Unless otherwise expressly set out to the contrary, nothing in these Terms shall serve to transfer from Mondaq to you, any Intellectual Property Rights owned by and/or licensed to Mondaq and all rights, title and interest in and to such Intellectual Property Rights will remain exclusively with Mondaq and/or its licensors.

Mondaq shall use its reasonable endeavours to make the Website and Services available to you at all times, but we cannot guarantee an uninterrupted and fault free service.

Mondaq reserves the right to make changes to the services and/or the Website or part thereof, from time to time, and we may add, remove, modify and/or vary any elements of features and functionalities of the Website or the services.

Mondaq also reserves the right from time to time to monitor your Use of the Website and/or services.

Disclaimer

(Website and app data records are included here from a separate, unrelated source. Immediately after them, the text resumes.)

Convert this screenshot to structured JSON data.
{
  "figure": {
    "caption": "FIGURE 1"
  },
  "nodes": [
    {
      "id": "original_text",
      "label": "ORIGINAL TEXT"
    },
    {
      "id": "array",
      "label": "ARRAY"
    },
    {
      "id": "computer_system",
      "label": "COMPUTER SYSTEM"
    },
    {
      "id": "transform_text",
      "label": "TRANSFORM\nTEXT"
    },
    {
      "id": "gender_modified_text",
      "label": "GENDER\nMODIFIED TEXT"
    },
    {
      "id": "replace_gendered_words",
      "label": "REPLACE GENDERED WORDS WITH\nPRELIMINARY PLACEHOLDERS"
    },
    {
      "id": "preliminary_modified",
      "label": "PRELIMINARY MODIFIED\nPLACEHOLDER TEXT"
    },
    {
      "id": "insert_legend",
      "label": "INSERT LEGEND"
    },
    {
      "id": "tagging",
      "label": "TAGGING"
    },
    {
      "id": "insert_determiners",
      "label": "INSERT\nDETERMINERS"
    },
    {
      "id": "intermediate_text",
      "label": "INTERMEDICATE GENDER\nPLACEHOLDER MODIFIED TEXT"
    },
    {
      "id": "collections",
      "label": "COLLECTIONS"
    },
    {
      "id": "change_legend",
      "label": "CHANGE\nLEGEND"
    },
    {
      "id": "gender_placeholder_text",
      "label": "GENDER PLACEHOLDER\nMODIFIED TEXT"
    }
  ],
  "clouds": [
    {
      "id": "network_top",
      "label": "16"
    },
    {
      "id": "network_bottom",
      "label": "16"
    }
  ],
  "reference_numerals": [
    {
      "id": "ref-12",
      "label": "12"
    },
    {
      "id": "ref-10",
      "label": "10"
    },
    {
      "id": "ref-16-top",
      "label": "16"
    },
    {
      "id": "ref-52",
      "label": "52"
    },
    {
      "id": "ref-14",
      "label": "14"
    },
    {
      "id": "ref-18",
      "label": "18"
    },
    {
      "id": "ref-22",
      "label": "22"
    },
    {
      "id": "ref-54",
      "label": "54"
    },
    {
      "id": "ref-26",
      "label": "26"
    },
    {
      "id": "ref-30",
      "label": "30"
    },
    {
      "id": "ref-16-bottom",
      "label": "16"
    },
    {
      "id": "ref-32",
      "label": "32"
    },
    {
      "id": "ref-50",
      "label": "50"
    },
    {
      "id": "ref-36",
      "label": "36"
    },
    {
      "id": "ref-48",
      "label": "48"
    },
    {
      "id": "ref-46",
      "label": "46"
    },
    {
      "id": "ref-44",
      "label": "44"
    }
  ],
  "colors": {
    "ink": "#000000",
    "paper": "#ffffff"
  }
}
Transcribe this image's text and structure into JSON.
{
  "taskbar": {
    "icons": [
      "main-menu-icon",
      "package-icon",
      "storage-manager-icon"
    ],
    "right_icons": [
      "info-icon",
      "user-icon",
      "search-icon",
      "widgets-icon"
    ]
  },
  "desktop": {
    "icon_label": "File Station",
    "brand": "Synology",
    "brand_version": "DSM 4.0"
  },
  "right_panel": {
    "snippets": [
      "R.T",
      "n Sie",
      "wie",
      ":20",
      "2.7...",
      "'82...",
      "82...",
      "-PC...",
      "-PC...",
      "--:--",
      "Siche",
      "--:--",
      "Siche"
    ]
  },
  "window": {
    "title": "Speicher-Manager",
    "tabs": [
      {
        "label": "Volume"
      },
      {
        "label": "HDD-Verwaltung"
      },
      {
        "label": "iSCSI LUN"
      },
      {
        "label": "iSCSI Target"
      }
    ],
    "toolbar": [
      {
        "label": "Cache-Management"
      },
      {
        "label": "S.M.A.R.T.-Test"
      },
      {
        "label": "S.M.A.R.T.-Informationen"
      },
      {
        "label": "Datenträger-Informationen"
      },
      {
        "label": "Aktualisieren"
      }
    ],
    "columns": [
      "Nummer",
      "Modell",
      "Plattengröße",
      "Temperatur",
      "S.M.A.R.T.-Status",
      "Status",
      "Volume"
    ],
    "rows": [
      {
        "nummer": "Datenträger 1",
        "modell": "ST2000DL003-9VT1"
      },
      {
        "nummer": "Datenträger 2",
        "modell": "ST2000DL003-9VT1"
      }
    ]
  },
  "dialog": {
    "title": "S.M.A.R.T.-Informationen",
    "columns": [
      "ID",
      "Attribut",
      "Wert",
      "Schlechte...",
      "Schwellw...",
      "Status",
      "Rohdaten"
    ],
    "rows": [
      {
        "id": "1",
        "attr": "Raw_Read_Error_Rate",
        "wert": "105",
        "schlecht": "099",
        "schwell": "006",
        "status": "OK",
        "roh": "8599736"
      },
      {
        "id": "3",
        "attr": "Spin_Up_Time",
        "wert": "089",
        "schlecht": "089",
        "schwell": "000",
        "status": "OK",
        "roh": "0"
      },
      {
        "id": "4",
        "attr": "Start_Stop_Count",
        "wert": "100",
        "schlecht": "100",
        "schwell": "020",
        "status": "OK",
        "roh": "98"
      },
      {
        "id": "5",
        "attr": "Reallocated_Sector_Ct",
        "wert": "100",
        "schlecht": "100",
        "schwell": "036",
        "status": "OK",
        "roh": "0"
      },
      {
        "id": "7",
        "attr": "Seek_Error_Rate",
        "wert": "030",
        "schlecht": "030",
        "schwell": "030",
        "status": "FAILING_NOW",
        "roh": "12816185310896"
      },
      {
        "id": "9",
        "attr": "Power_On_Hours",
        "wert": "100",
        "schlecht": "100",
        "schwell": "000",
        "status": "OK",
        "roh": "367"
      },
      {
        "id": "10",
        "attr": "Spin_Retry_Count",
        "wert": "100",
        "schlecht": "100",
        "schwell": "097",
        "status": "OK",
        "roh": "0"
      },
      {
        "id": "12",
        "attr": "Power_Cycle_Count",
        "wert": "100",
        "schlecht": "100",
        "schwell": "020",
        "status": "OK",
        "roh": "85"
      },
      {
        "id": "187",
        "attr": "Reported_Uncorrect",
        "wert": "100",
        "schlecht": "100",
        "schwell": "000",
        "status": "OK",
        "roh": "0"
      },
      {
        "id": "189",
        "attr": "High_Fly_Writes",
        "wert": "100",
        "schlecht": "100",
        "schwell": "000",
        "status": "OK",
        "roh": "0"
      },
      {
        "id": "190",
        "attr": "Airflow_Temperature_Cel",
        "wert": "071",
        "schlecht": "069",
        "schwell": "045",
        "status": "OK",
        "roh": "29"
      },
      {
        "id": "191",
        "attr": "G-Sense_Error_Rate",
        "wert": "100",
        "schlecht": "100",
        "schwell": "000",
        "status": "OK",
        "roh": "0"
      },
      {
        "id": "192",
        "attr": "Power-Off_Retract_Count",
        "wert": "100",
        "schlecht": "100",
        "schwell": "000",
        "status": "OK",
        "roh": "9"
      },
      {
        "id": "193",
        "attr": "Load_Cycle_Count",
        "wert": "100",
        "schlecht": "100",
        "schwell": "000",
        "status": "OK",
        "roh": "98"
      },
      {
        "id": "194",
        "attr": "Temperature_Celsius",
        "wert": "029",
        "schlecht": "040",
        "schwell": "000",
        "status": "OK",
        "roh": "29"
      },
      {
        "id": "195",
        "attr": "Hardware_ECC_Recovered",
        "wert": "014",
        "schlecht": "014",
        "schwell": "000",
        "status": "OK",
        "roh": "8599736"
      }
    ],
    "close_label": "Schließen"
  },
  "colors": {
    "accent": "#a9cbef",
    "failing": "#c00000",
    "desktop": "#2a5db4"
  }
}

The Content is general information only. It is not intended to constitute legal advice or seek to be the complete and comprehensive statement of the law, nor is it intended to address your specific requirements or provide advice on which reliance should be placed. Mondaq and/or its Contributors and other suppliers make no representations about the suitability of the information contained in the Content for any purpose. All Content provided "as is" without warranty of any kind. Mondaq and/or its Contributors and other suppliers hereby exclude and disclaim all representations, warranties or guarantees with regard to the Content, including all implied warranties and conditions of merchantability, fitness for a particular purpose, title and non-infringement. To the maximum extent permitted by law, Mondaq expressly excludes all representations, warranties, obligations, and liabilities arising out of or in connection with all Content. In no event shall Mondaq and/or its respective suppliers be liable for any special, indirect or consequential damages or any damages whatsoever resulting from loss of use, data or profits, whether in an action of contract, negligence or other tortious action, arising out of or in connection with the use of the Content or performance of Mondaq’s Services.

General

Mondaq may alter or amend these Terms by amending them on the Website. By continuing to Use the Services and/or the Website after such amendment, you will be deemed to have accepted any amendment to these Terms.

These Terms shall be governed by and construed in accordance with the laws of England and Wales and you irrevocably submit to the exclusive jurisdiction of the courts of England and Wales to settle any dispute which may arise out of or in connection with these Terms. If you live outside the United Kingdom, English law shall apply only to the extent that English law shall not deprive you of any legal protection accorded in accordance with the law of the place where you are habitually resident ("Local Law"). In the event English law deprives you of any legal protection which is accorded to you under Local Law, then these terms shall be governed by Local Law and any dispute or claim arising out of or in connection with these Terms shall be subject to the non-exclusive jurisdiction of the courts where you are habitually resident.

You may print and keep a copy of these Terms, which form the entire agreement between you and Mondaq and supersede any other communications or advertising in respect of the Service and/or the Website.

No delay in exercising or non-exercise by you and/or Mondaq of any of its rights under or in connection with these Terms shall operate as a waiver or release of each of your or Mondaq’s right. Rather, any such waiver or release must be specifically granted in writing signed by the party granting it.

If any part of these Terms is held unenforceable, that part shall be enforced to the maximum extent permissible so as to give effect to the intent of the parties, and the Terms shall continue in full force and effect.

Mondaq shall not incur any liability to you on account of any loss or damage resulting from any delay or failure to perform all or any part of these Terms if such delay or failure is caused, in whole or in part, by events, occurrences, or causes beyond the control of Mondaq. Such events, occurrences or causes will include, without limitation, acts of God, strikes, lockouts, server and network failure, riots, acts of war, earthquakes, fire and explosions.

By clicking Register you state you have read and agree to our Terms and Conditions